§ YOUR TASK
What is needed here is every line of the records that includes "المدينة".

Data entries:

== Segment start ==

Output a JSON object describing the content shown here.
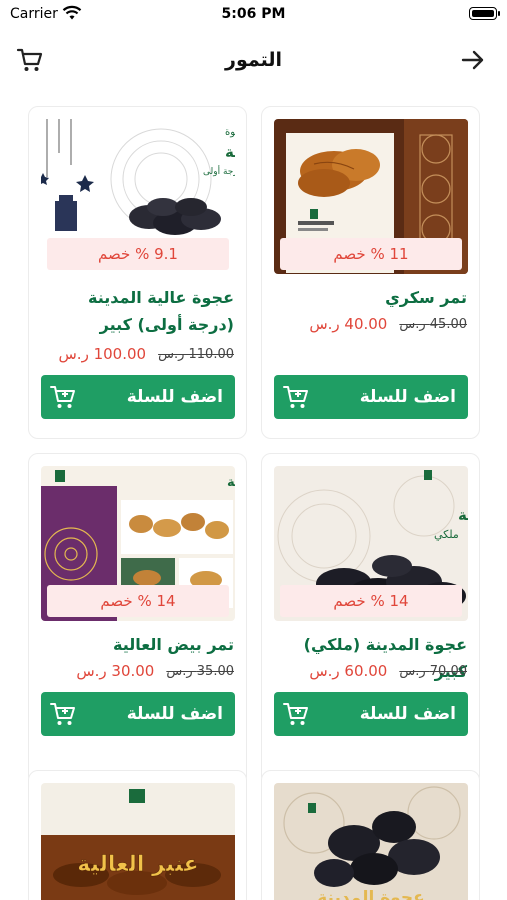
{
  "status_bar": {
    "carrier": "Carrier",
    "time": "5:06 PM"
  },
  "nav": {
    "title": "التمور",
    "cart_icon": "cart-icon",
    "back_icon": "arrow-right-icon"
  },
  "products": [
    {
      "name": "تمر سكري",
      "discount": "11 % خصم",
      "old_price": "45.00 ر.س",
      "new_price": "40.00 ر.س",
      "add_label": "اضف للسلة"
    },
    {
      "name": "عجوة عالية المدينة (درجة أولى) كبير",
      "discount": "9.1 % خصم",
      "old_price": "110.00 ر.س",
      "new_price": "100.00 ر.س",
      "add_label": "اضف للسلة",
      "image_text": [
        "عجوة",
        "عالية المدينة",
        "درجة أولى"
      ]
    },
    {
      "name": "عجوة المدينة (ملكي) كبير",
      "discount": "14 % خصم",
      "old_price": "70.00 ر.س",
      "new_price": "60.00 ر.س",
      "add_label": "اضف للسلة",
      "image_text": [
        "عجوة المدينة",
        "ملكي"
      ]
    },
    {
      "name": "تمر بيض العالية",
      "discount": "14 % خصم",
      "old_price": "35.00 ر.س",
      "new_price": "30.00 ر.س",
      "add_label": "اضف للسلة",
      "image_text": [
        "تمر بيض العالية"
      ]
    },
    {
      "image_text": [
        "عجوة المدينة"
      ]
    },
    {
      "image_text": [
        "عنبر العالية"
      ]
    }
  ],
  "colors": {
    "accent": "#1f9e64",
    "title_green": "#0d6e42",
    "discount_bg": "#fdeaea",
    "price_red": "#e0463a"
  }
}
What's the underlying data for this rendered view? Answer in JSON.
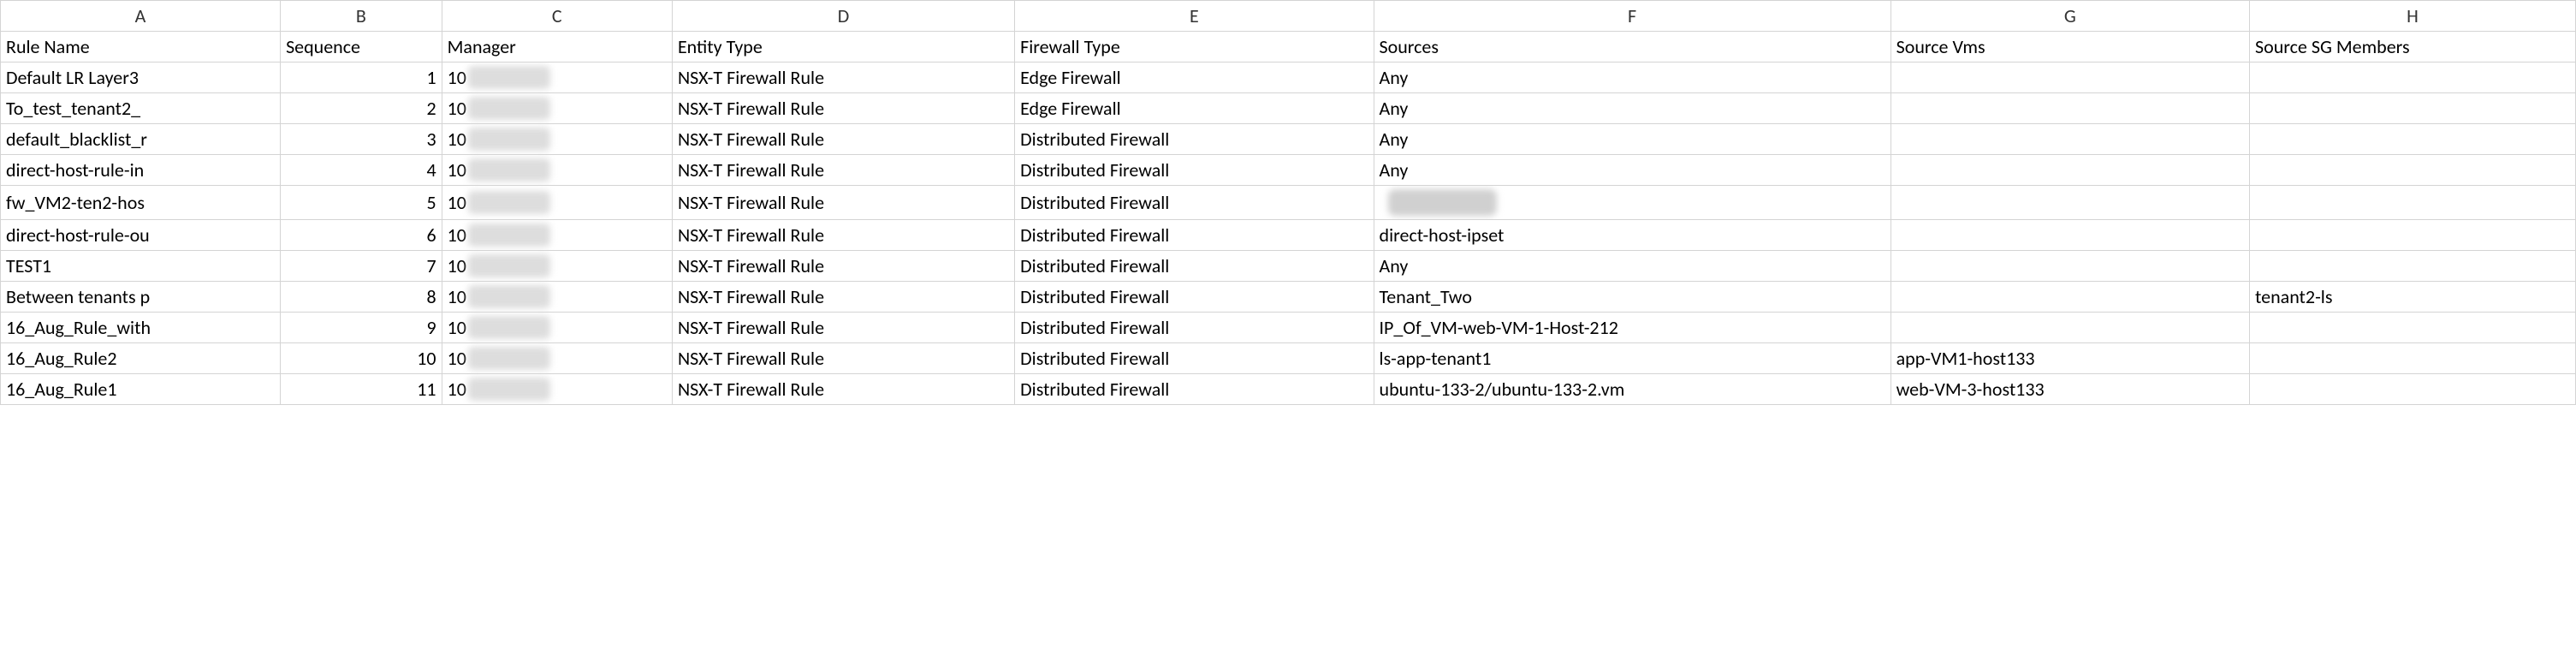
{
  "columns": [
    "A",
    "B",
    "C",
    "D",
    "E",
    "F",
    "G",
    "H"
  ],
  "headers": {
    "a": "Rule Name",
    "b": "Sequence",
    "c": "Manager",
    "d": "Entity Type",
    "e": "Firewall Type",
    "f": "Sources",
    "g": "Source Vms",
    "h": "Source SG Members"
  },
  "manager_prefix": "10",
  "rows": [
    {
      "a": "Default LR Layer3",
      "b": "1",
      "d": "NSX-T Firewall Rule",
      "e": "Edge Firewall",
      "f": "Any",
      "g": "",
      "h": "",
      "c_blurred": true
    },
    {
      "a": "To_test_tenant2_",
      "b": "2",
      "d": "NSX-T Firewall Rule",
      "e": "Edge Firewall",
      "f": "Any",
      "g": "",
      "h": "",
      "c_blurred": true
    },
    {
      "a": "default_blacklist_r",
      "b": "3",
      "d": "NSX-T Firewall Rule",
      "e": "Distributed Firewall",
      "f": "Any",
      "g": "",
      "h": "",
      "c_blurred": true
    },
    {
      "a": "direct-host-rule-in",
      "b": "4",
      "d": "NSX-T Firewall Rule",
      "e": "Distributed Firewall",
      "f": "Any",
      "g": "",
      "h": "",
      "c_blurred": true
    },
    {
      "a": "fw_VM2-ten2-hos",
      "b": "5",
      "d": "NSX-T Firewall Rule",
      "e": "Distributed Firewall",
      "f": "",
      "f_blurred": true,
      "g": "",
      "h": "",
      "c_blurred": true
    },
    {
      "a": "direct-host-rule-ou",
      "b": "6",
      "d": "NSX-T Firewall Rule",
      "e": "Distributed Firewall",
      "f": "direct-host-ipset",
      "g": "",
      "h": "",
      "c_blurred": true
    },
    {
      "a": "TEST1",
      "b": "7",
      "d": "NSX-T Firewall Rule",
      "e": "Distributed Firewall",
      "f": "Any",
      "g": "",
      "h": "",
      "c_blurred": true
    },
    {
      "a": "Between tenants p",
      "b": "8",
      "d": "NSX-T Firewall Rule",
      "e": "Distributed Firewall",
      "f": "Tenant_Two",
      "g": "",
      "h": "tenant2-ls",
      "c_blurred": true
    },
    {
      "a": "16_Aug_Rule_with",
      "b": "9",
      "d": "NSX-T Firewall Rule",
      "e": "Distributed Firewall",
      "f": "IP_Of_VM-web-VM-1-Host-212",
      "g": "",
      "h": "",
      "c_blurred": true
    },
    {
      "a": "16_Aug_Rule2",
      "b": "10",
      "d": "NSX-T Firewall Rule",
      "e": "Distributed Firewall",
      "f": "ls-app-tenant1",
      "g": "app-VM1-host133",
      "h": "",
      "c_blurred": true
    },
    {
      "a": "16_Aug_Rule1",
      "b": "11",
      "d": "NSX-T Firewall Rule",
      "e": "Distributed Firewall",
      "f": "ubuntu-133-2/ubuntu-133-2.vm",
      "g": "web-VM-3-host133",
      "h": "",
      "c_blurred": true
    }
  ]
}
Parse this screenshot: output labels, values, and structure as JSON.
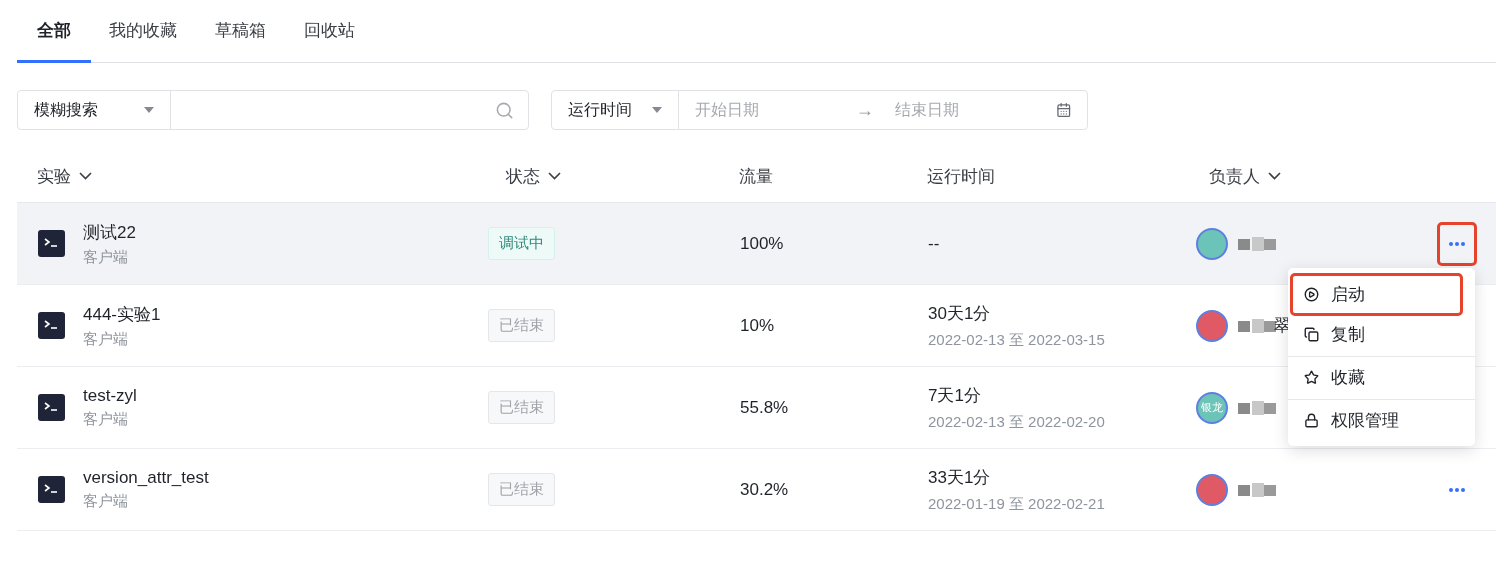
{
  "tabs": [
    {
      "label": "全部",
      "selected": true
    },
    {
      "label": "我的收藏",
      "selected": false
    },
    {
      "label": "草稿箱",
      "selected": false
    },
    {
      "label": "回收站",
      "selected": false
    }
  ],
  "filters": {
    "search_mode": "模糊搜索",
    "time_mode": "运行时间",
    "start_placeholder": "开始日期",
    "end_placeholder": "结束日期",
    "range_arrow": "→"
  },
  "table": {
    "columns": [
      {
        "label": "实验",
        "sortable": true
      },
      {
        "label": "状态",
        "sortable": true
      },
      {
        "label": "流量",
        "sortable": false
      },
      {
        "label": "运行时间",
        "sortable": false
      },
      {
        "label": "负责人",
        "sortable": true
      }
    ],
    "rows": [
      {
        "name": "测试22",
        "client": "客户端",
        "status": {
          "text": "调试中",
          "kind": "debugging"
        },
        "traffic": "100%",
        "runtime": "--",
        "hovered": true,
        "owner": {
          "color": "#6cc3b8"
        },
        "actions": {
          "annotated": true
        }
      },
      {
        "name": "444-实验1",
        "client": "客户端",
        "status": {
          "text": "已结束",
          "kind": "ended"
        },
        "traffic": "10%",
        "runtime": "30天1分",
        "dates": "2022-02-13 至 2022-03-15",
        "hovered": false,
        "owner": {
          "color": "#e05a66",
          "name_tail": "翠"
        }
      },
      {
        "name": "test-zyl",
        "client": "客户端",
        "status": {
          "text": "已结束",
          "kind": "ended"
        },
        "traffic": "55.8%",
        "runtime": "7天1分",
        "dates": "2022-02-13 至 2022-02-20",
        "hovered": false,
        "owner": {
          "color": "#6cc3b8",
          "avatar_text": "银龙"
        }
      },
      {
        "name": "version_attr_test",
        "client": "客户端",
        "status": {
          "text": "已结束",
          "kind": "ended"
        },
        "traffic": "30.2%",
        "runtime": "33天1分",
        "dates": "2022-01-19 至 2022-02-21",
        "hovered": false,
        "owner": {
          "color": "#e05a66"
        },
        "actions": {
          "annotated": false
        }
      }
    ]
  },
  "menu": [
    {
      "label": "启动",
      "annotated": true
    },
    {
      "label": "复制",
      "annotated": false
    },
    {
      "label": "收藏",
      "annotated": false
    },
    {
      "label": "权限管理",
      "annotated": false
    }
  ]
}
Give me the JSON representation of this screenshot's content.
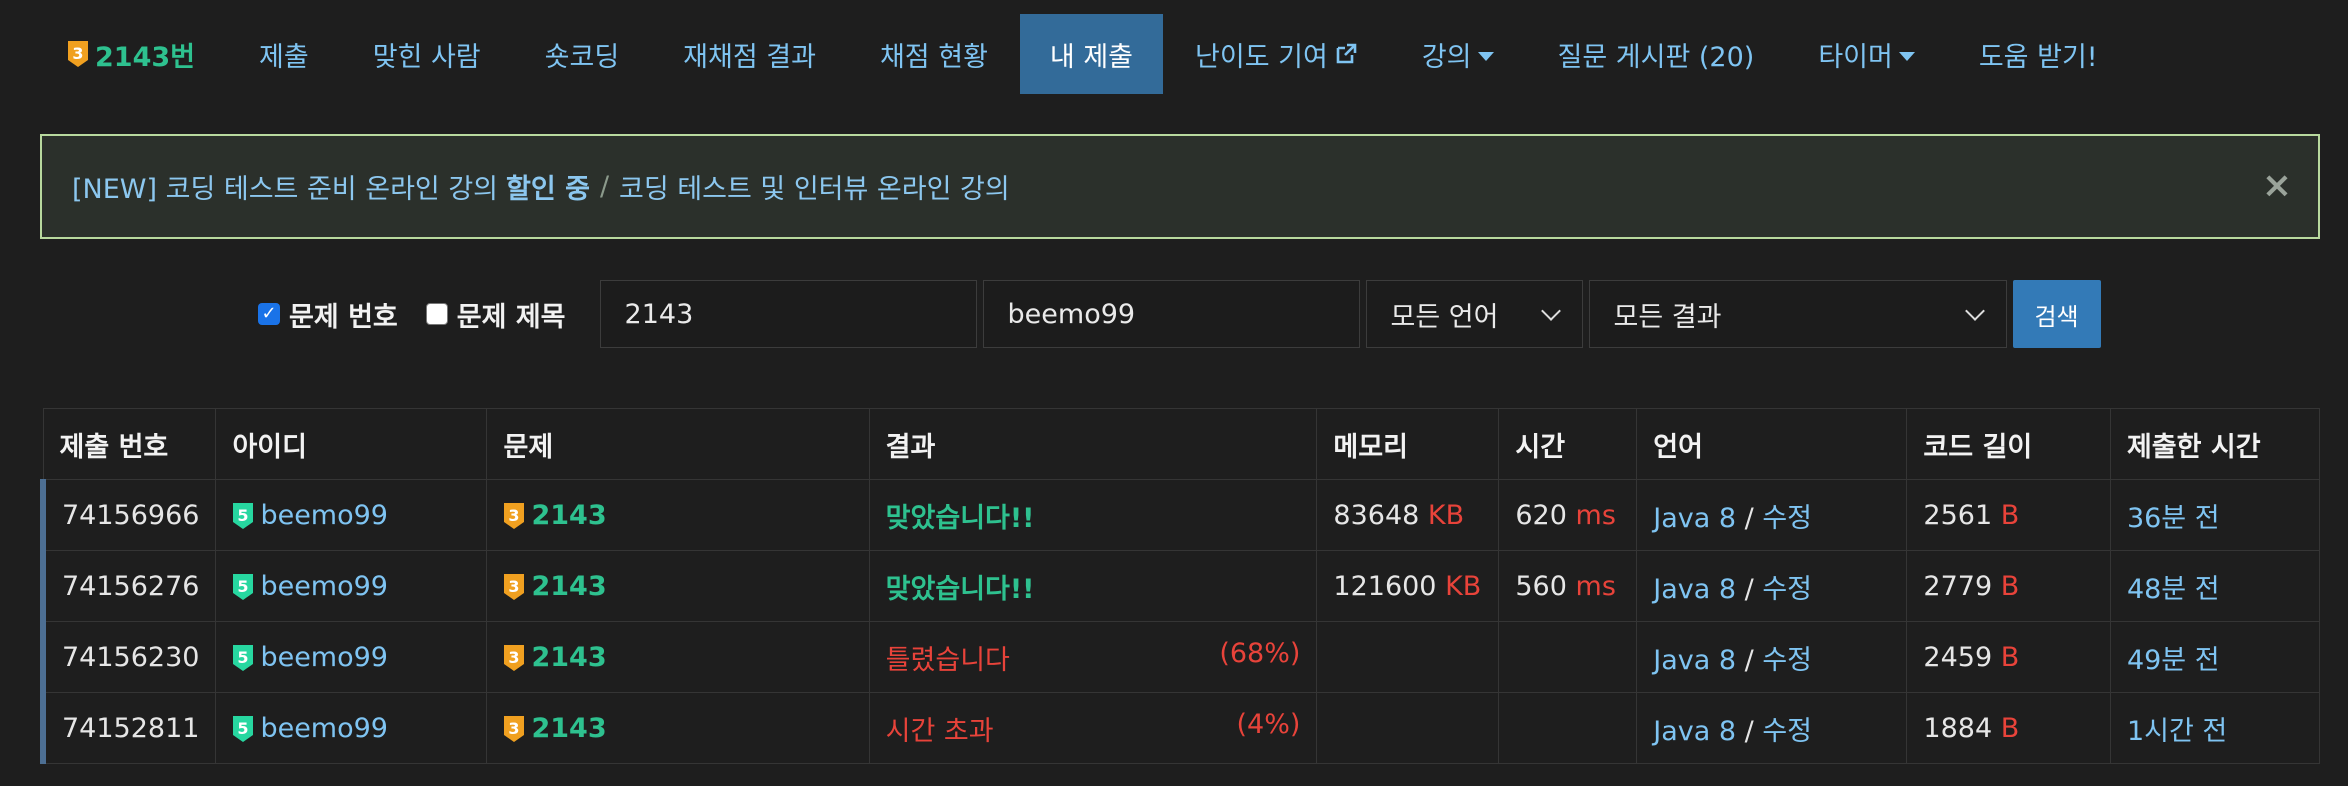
{
  "nav": {
    "problem_number": "2143번",
    "items": [
      "제출",
      "맞힌 사람",
      "숏코딩",
      "재채점 결과",
      "채점 현황",
      "내 제출",
      "난이도 기여",
      "강의",
      "질문 게시판 (20)",
      "타이머",
      "도움 받기!"
    ],
    "active_index": 5,
    "problem_tier": "3"
  },
  "notice": {
    "prefix": "[NEW] 코딩 테스트 준비 온라인 강의",
    "highlight": "할인 중",
    "separator": "/",
    "suffix": "코딩 테스트 및 인터뷰 온라인 강의",
    "close": "×"
  },
  "filters": {
    "problem_number_label": "문제 번호",
    "problem_number_checked": true,
    "problem_title_label": "문제 제목",
    "problem_title_checked": false,
    "problem_input": "2143",
    "user_input": "beemo99",
    "language_select": "모든 언어",
    "result_select": "모든 결과",
    "search_button": "검색"
  },
  "table": {
    "headers": [
      "제출 번호",
      "아이디",
      "문제",
      "결과",
      "메모리",
      "시간",
      "언어",
      "코드 길이",
      "제출한 시간"
    ],
    "rows": [
      {
        "id": "74156966",
        "user": "beemo99",
        "user_tier": "5",
        "problem": "2143",
        "problem_tier": "3",
        "result": "맞았습니다!!",
        "result_type": "accepted",
        "percent": "",
        "memory": "83648",
        "memory_unit": "KB",
        "time": "620",
        "time_unit": "ms",
        "language": "Java 8",
        "edit": "수정",
        "code_length": "2561",
        "code_unit": "B",
        "submitted": "36분 전"
      },
      {
        "id": "74156276",
        "user": "beemo99",
        "user_tier": "5",
        "problem": "2143",
        "problem_tier": "3",
        "result": "맞았습니다!!",
        "result_type": "accepted",
        "percent": "",
        "memory": "121600",
        "memory_unit": "KB",
        "time": "560",
        "time_unit": "ms",
        "language": "Java 8",
        "edit": "수정",
        "code_length": "2779",
        "code_unit": "B",
        "submitted": "48분 전"
      },
      {
        "id": "74156230",
        "user": "beemo99",
        "user_tier": "5",
        "problem": "2143",
        "problem_tier": "3",
        "result": "틀렸습니다",
        "result_type": "wrong",
        "percent": "(68%)",
        "memory": "",
        "memory_unit": "",
        "time": "",
        "time_unit": "",
        "language": "Java 8",
        "edit": "수정",
        "code_length": "2459",
        "code_unit": "B",
        "submitted": "49분 전"
      },
      {
        "id": "74152811",
        "user": "beemo99",
        "user_tier": "5",
        "problem": "2143",
        "problem_tier": "3",
        "result": "시간 초과",
        "result_type": "wrong",
        "percent": "(4%)",
        "memory": "",
        "memory_unit": "",
        "time": "",
        "time_unit": "",
        "language": "Java 8",
        "edit": "수정",
        "code_length": "1884",
        "code_unit": "B",
        "submitted": "1시간 전"
      }
    ]
  },
  "colors": {
    "accent_link": "#7fc4f2",
    "accepted": "#2ec18f",
    "error": "#e8433a",
    "active_tab": "#336b99",
    "gold_tier": "#f0a020",
    "platinum_tier": "#27d7a0"
  },
  "icons": {
    "external": "external-link-icon",
    "close": "close-icon",
    "caret": "caret-down-icon",
    "chevron": "chevron-down-icon"
  }
}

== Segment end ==

§ WORKED SOLUTION
      "name": "عجوة عالية المدينة (درجة أولى) كبير",
        "عالية المدينة",
      "name": "عجوة المدينة (ملكي) كبير",
        "عجوة المدينة",
        "عجوة المدينة"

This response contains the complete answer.